(Entries from a dataset of interfaces)
═══

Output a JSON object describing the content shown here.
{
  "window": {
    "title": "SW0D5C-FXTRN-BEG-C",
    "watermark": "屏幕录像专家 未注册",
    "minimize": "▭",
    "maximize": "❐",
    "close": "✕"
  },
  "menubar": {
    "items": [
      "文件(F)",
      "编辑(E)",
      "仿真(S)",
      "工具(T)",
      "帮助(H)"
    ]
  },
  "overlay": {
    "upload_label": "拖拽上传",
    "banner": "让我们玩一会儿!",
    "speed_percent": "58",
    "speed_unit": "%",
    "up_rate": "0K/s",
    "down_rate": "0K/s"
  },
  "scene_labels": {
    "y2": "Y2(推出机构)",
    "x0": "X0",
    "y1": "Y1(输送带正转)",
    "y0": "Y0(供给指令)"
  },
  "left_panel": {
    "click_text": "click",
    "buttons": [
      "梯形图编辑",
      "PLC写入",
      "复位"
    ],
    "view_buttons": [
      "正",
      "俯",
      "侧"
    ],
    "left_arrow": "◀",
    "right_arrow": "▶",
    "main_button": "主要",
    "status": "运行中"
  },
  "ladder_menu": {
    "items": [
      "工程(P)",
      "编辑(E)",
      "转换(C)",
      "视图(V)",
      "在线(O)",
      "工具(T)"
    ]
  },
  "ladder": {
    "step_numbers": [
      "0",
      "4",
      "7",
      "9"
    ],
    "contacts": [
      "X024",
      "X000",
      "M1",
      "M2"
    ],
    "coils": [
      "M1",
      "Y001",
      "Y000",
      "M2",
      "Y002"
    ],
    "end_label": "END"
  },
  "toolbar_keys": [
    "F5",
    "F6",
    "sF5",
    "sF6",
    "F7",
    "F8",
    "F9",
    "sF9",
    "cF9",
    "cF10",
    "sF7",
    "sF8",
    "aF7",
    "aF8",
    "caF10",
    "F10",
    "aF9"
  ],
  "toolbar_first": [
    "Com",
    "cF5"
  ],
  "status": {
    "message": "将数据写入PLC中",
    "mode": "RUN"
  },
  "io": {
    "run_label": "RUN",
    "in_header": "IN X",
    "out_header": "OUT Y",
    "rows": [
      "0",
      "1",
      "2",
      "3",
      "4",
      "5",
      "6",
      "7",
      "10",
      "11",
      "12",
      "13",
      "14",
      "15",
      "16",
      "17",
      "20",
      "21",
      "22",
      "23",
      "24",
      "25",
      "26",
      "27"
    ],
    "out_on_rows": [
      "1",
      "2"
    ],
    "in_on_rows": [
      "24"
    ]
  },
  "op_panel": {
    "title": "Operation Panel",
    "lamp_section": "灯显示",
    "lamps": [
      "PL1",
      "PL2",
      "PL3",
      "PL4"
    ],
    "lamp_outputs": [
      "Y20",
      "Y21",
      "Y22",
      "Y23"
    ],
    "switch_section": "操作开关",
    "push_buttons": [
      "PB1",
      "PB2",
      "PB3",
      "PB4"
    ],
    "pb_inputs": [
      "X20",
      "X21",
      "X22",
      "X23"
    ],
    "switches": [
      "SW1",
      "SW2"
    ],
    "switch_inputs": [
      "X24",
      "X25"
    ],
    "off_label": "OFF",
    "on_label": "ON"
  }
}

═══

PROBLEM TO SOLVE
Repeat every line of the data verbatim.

FINAL ANSWER
Output a JSON object describing the content shown here.
{
  "window": {
    "title": "SW0D5C-FXTRN-BEG-C",
    "watermark": "屏幕录像专家 未注册",
    "minimize": "▭",
    "maximize": "❐",
    "close": "✕"
  },
  "menubar": {
    "items": [
      "文件(F)",
      "编辑(E)",
      "仿真(S)",
      "工具(T)",
      "帮助(H)"
    ]
  },
  "overlay": {
    "upload_label": "拖拽上传",
    "banner": "让我们玩一会儿!",
    "speed_percent": "58",
    "speed_unit": "%",
    "up_rate": "0K/s",
    "down_rate": "0K/s"
  },
  "scene_labels": {
    "y2": "Y2(推出机构)",
    "x0": "X0",
    "y1": "Y1(输送带正转)",
    "y0": "Y0(供给指令)"
  },
  "left_panel": {
    "click_text": "click",
    "buttons": [
      "梯形图编辑",
      "PLC写入",
      "复位"
    ],
    "view_buttons": [
      "正",
      "俯",
      "侧"
    ],
    "left_arrow": "◀",
    "right_arrow": "▶",
    "main_button": "主要",
    "status": "运行中"
  },
  "ladder_menu": {
    "items": [
      "工程(P)",
      "编辑(E)",
      "转换(C)",
      "视图(V)",
      "在线(O)",
      "工具(T)"
    ]
  },
  "ladder": {
    "step_numbers": [
      "0",
      "4",
      "7",
      "9"
    ],
    "contacts": [
      "X024",
      "X000",
      "M1",
      "M2"
    ],
    "coils": [
      "M1",
      "Y001",
      "Y000",
      "M2",
      "Y002"
    ],
    "end_label": "END"
  },
  "toolbar_keys": [
    "F5",
    "F6",
    "sF5",
    "sF6",
    "F7",
    "F8",
    "F9",
    "sF9",
    "cF9",
    "cF10",
    "sF7",
    "sF8",
    "aF7",
    "aF8",
    "caF10",
    "F10",
    "aF9"
  ],
  "toolbar_first": [
    "Com",
    "cF5"
  ],
  "status": {
    "message": "将数据写入PLC中",
    "mode": "RUN"
  },
  "io": {
    "run_label": "RUN",
    "in_header": "IN X",
    "out_header": "OUT Y",
    "rows": [
      "0",
      "1",
      "2",
      "3",
      "4",
      "5",
      "6",
      "7",
      "10",
      "11",
      "12",
      "13",
      "14",
      "15",
      "16",
      "17",
      "20",
      "21",
      "22",
      "23",
      "24",
      "25",
      "26",
      "27"
    ],
    "out_on_rows": [
      "1",
      "2"
    ],
    "in_on_rows": [
      "24"
    ]
  },
  "op_panel": {
    "title": "Operation Panel",
    "lamp_section": "灯显示",
    "lamps": [
      "PL1",
      "PL2",
      "PL3",
      "PL4"
    ],
    "lamp_outputs": [
      "Y20",
      "Y21",
      "Y22",
      "Y23"
    ],
    "switch_section": "操作开关",
    "push_buttons": [
      "PB1",
      "PB2",
      "PB3",
      "PB4"
    ],
    "pb_inputs": [
      "X20",
      "X21",
      "X22",
      "X23"
    ],
    "switches": [
      "SW1",
      "SW2"
    ],
    "switch_inputs": [
      "X24",
      "X25"
    ],
    "off_label": "OFF",
    "on_label": "ON"
  }
}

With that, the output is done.